- [Input data]:
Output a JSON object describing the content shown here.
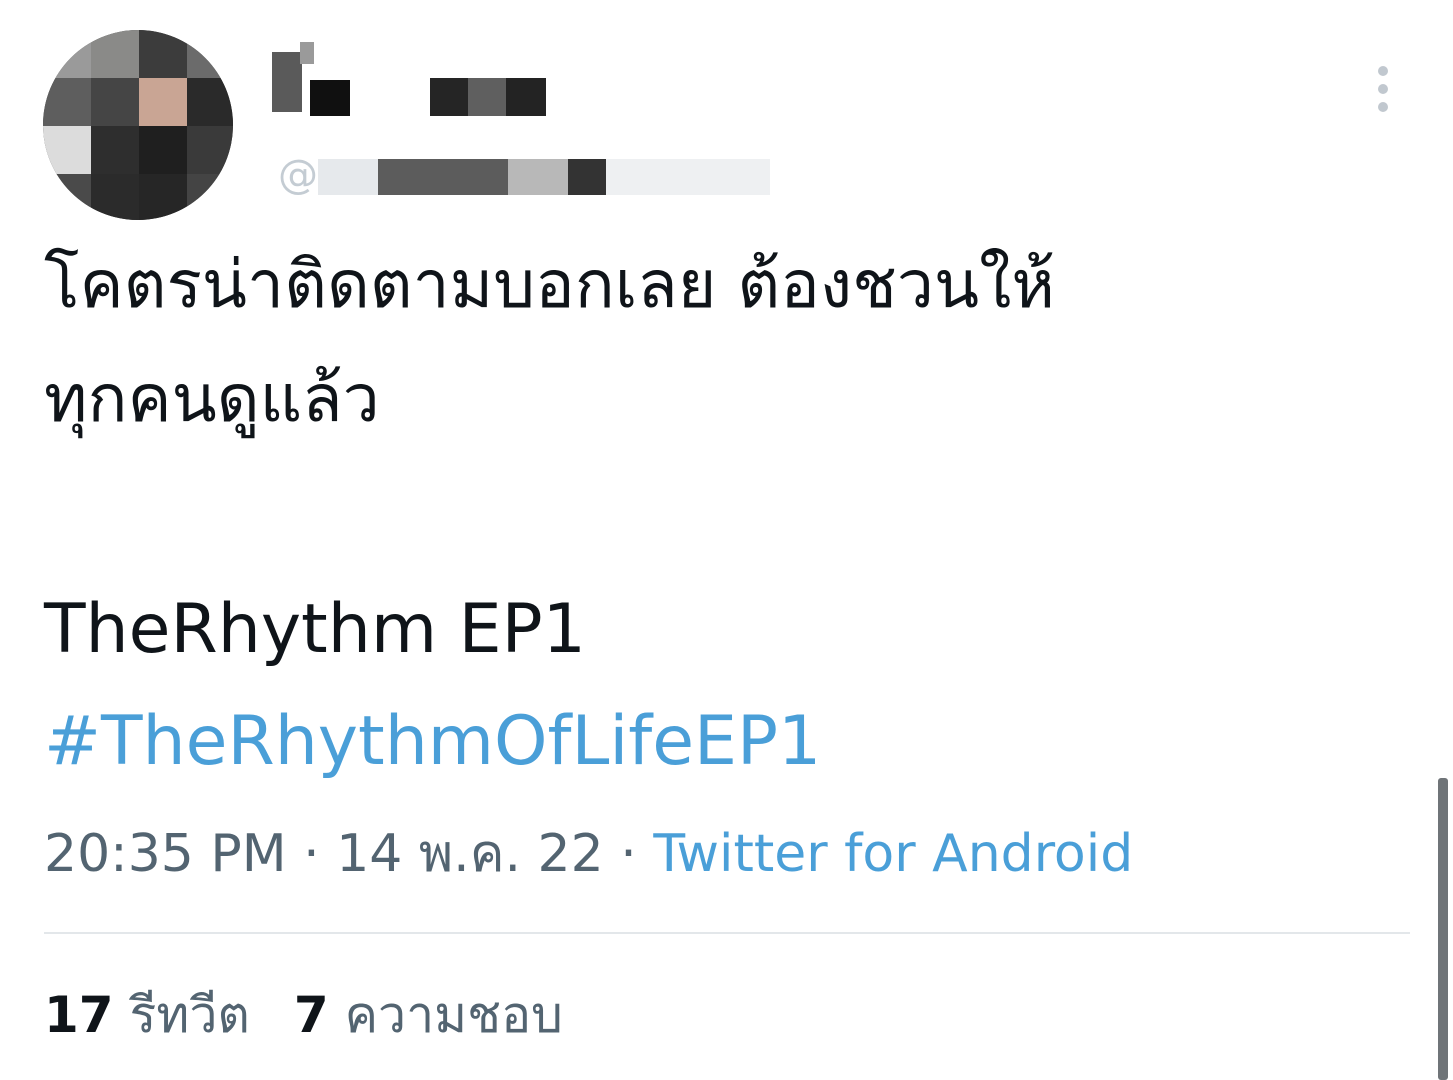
{
  "author": {
    "handle_prefix": "@",
    "avatar_icon": "avatar-blurred",
    "menu_icon": "more-vertical-icon"
  },
  "tweet": {
    "text": "โคตรน่าติดตามบอกเลย ต้องชวนให้\nทุกคนดูแล้ว",
    "title_line": "TheRhythm EP1",
    "hashtag": "#TheRhythmOfLifeEP1"
  },
  "meta": {
    "time": "20:35 PM",
    "separator1": " · ",
    "date": "14 พ.ค. 22",
    "separator2": " · ",
    "source": "Twitter for Android"
  },
  "stats": {
    "retweets_count": "17",
    "retweets_label": "รีทวีต",
    "likes_count": "7",
    "likes_label": "ความชอบ"
  },
  "colors": {
    "link": "#4a9fd8",
    "text": "#0f1419",
    "secondary": "#536471"
  }
}
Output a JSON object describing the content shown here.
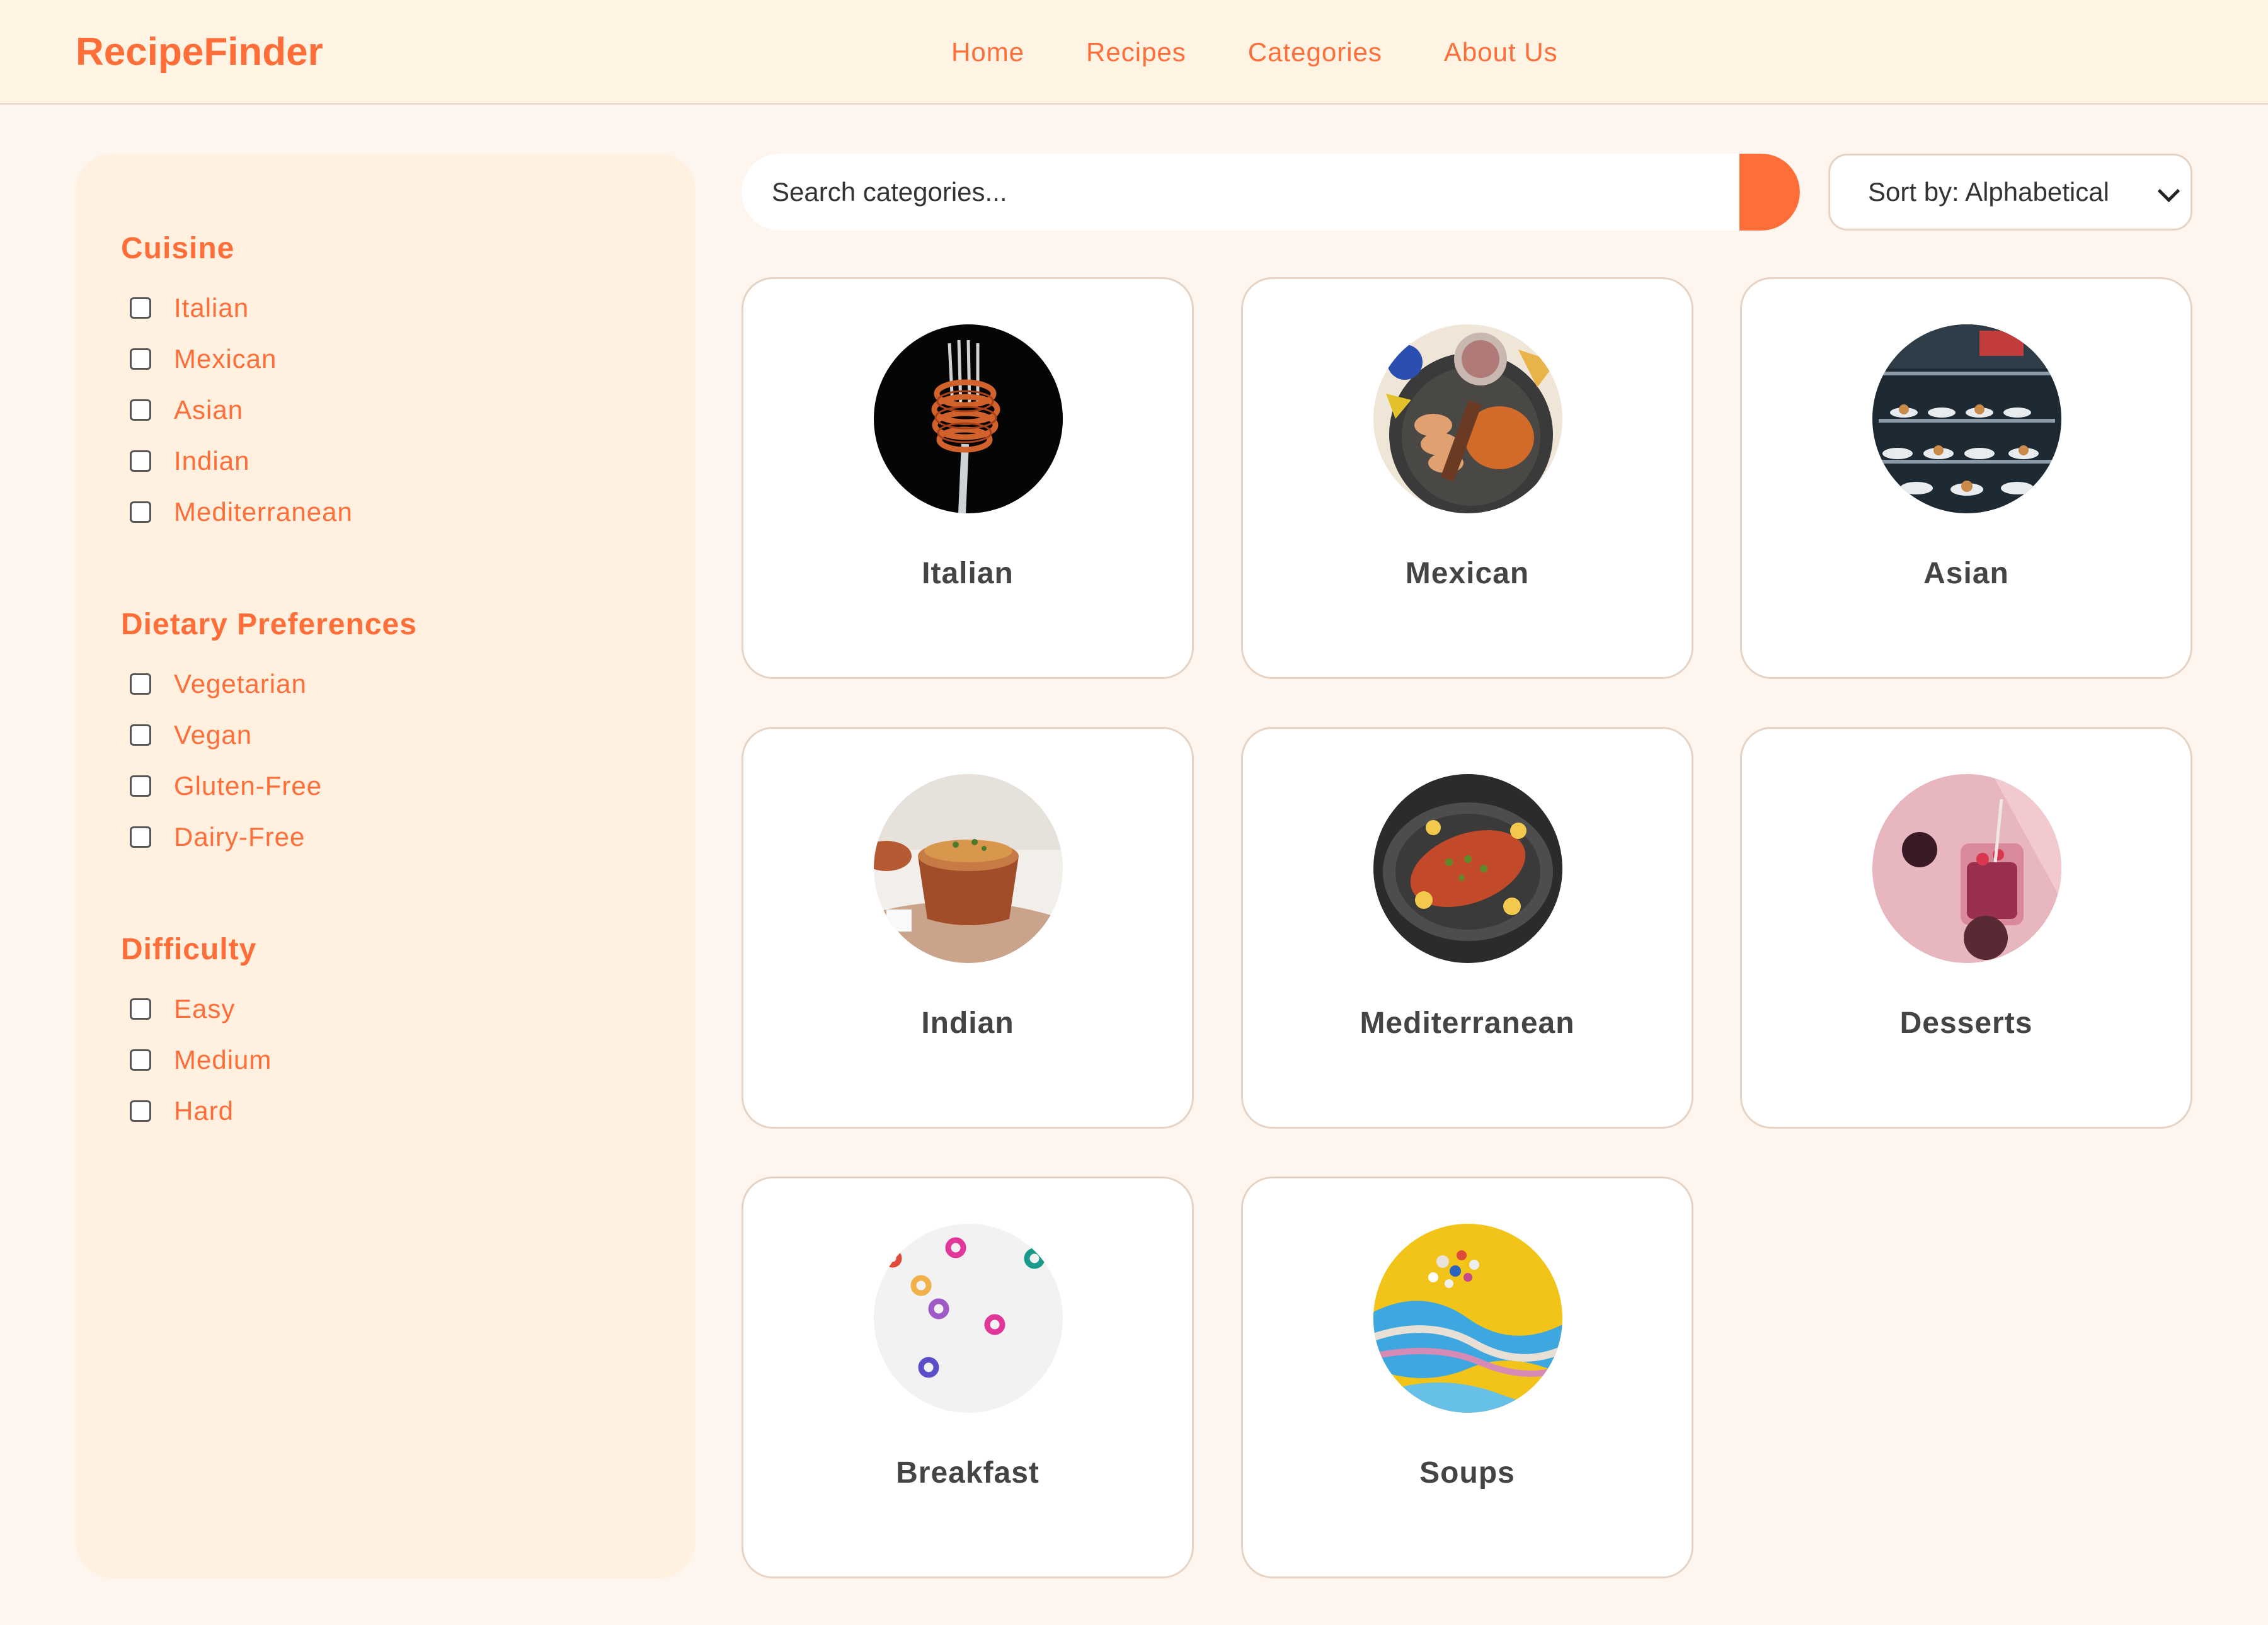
{
  "header": {
    "logo": "RecipeFinder",
    "nav": [
      "Home",
      "Recipes",
      "Categories",
      "About Us"
    ]
  },
  "sidebar": {
    "groups": [
      {
        "title": "Cuisine",
        "options": [
          "Italian",
          "Mexican",
          "Asian",
          "Indian",
          "Mediterranean"
        ]
      },
      {
        "title": "Dietary Preferences",
        "options": [
          "Vegetarian",
          "Vegan",
          "Gluten-Free",
          "Dairy-Free"
        ]
      },
      {
        "title": "Difficulty",
        "options": [
          "Easy",
          "Medium",
          "Hard"
        ]
      }
    ]
  },
  "search": {
    "placeholder": "Search categories..."
  },
  "sort": {
    "selected": "Sort by: Alphabetical"
  },
  "categories": [
    {
      "name": "Italian",
      "image": "spaghetti-fork-photo"
    },
    {
      "name": "Mexican",
      "image": "mexican-platter-photo"
    },
    {
      "name": "Asian",
      "image": "asian-food-display-photo"
    },
    {
      "name": "Indian",
      "image": "biryani-pot-photo"
    },
    {
      "name": "Mediterranean",
      "image": "stuffed-fish-pan-photo"
    },
    {
      "name": "Desserts",
      "image": "pink-drink-photo"
    },
    {
      "name": "Breakfast",
      "image": "cereal-rings-photo"
    },
    {
      "name": "Soups",
      "image": "colorful-swirl-photo"
    }
  ],
  "colors": {
    "accent": "#ff6d38",
    "header_bg": "#fff4e4",
    "sidebar_bg": "#fff0df",
    "page_bg": "#fdf5ee"
  }
}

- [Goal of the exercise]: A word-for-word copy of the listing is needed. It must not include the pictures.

- [Response to this exercise]:
Output a JSON object describing the content shown here.
{
  "author": {
    "handle_prefix": "@",
    "avatar_icon": "avatar-blurred",
    "menu_icon": "more-vertical-icon"
  },
  "tweet": {
    "text": "โคตรน่าติดตามบอกเลย ต้องชวนให้\nทุกคนดูแล้ว",
    "title_line": "TheRhythm EP1",
    "hashtag": "#TheRhythmOfLifeEP1"
  },
  "meta": {
    "time": "20:35 PM",
    "separator1": " · ",
    "date": "14 พ.ค. 22",
    "separator2": " · ",
    "source": "Twitter for Android"
  },
  "stats": {
    "retweets_count": "17",
    "retweets_label": "รีทวีต",
    "likes_count": "7",
    "likes_label": "ความชอบ"
  },
  "colors": {
    "link": "#4a9fd8",
    "text": "#0f1419",
    "secondary": "#536471"
  }
}
Output a JSON object describing the content shown here.
{
  "header": {
    "logo": "RecipeFinder",
    "nav": [
      "Home",
      "Recipes",
      "Categories",
      "About Us"
    ]
  },
  "sidebar": {
    "groups": [
      {
        "title": "Cuisine",
        "options": [
          "Italian",
          "Mexican",
          "Asian",
          "Indian",
          "Mediterranean"
        ]
      },
      {
        "title": "Dietary Preferences",
        "options": [
          "Vegetarian",
          "Vegan",
          "Gluten-Free",
          "Dairy-Free"
        ]
      },
      {
        "title": "Difficulty",
        "options": [
          "Easy",
          "Medium",
          "Hard"
        ]
      }
    ]
  },
  "search": {
    "placeholder": "Search categories..."
  },
  "sort": {
    "selected": "Sort by: Alphabetical"
  },
  "categories": [
    {
      "name": "Italian",
      "image": "spaghetti-fork-photo"
    },
    {
      "name": "Mexican",
      "image": "mexican-platter-photo"
    },
    {
      "name": "Asian",
      "image": "asian-food-display-photo"
    },
    {
      "name": "Indian",
      "image": "biryani-pot-photo"
    },
    {
      "name": "Mediterranean",
      "image": "stuffed-fish-pan-photo"
    },
    {
      "name": "Desserts",
      "image": "pink-drink-photo"
    },
    {
      "name": "Breakfast",
      "image": "cereal-rings-photo"
    },
    {
      "name": "Soups",
      "image": "colorful-swirl-photo"
    }
  ],
  "colors": {
    "accent": "#ff6d38",
    "header_bg": "#fff4e4",
    "sidebar_bg": "#fff0df",
    "page_bg": "#fdf5ee"
  }
}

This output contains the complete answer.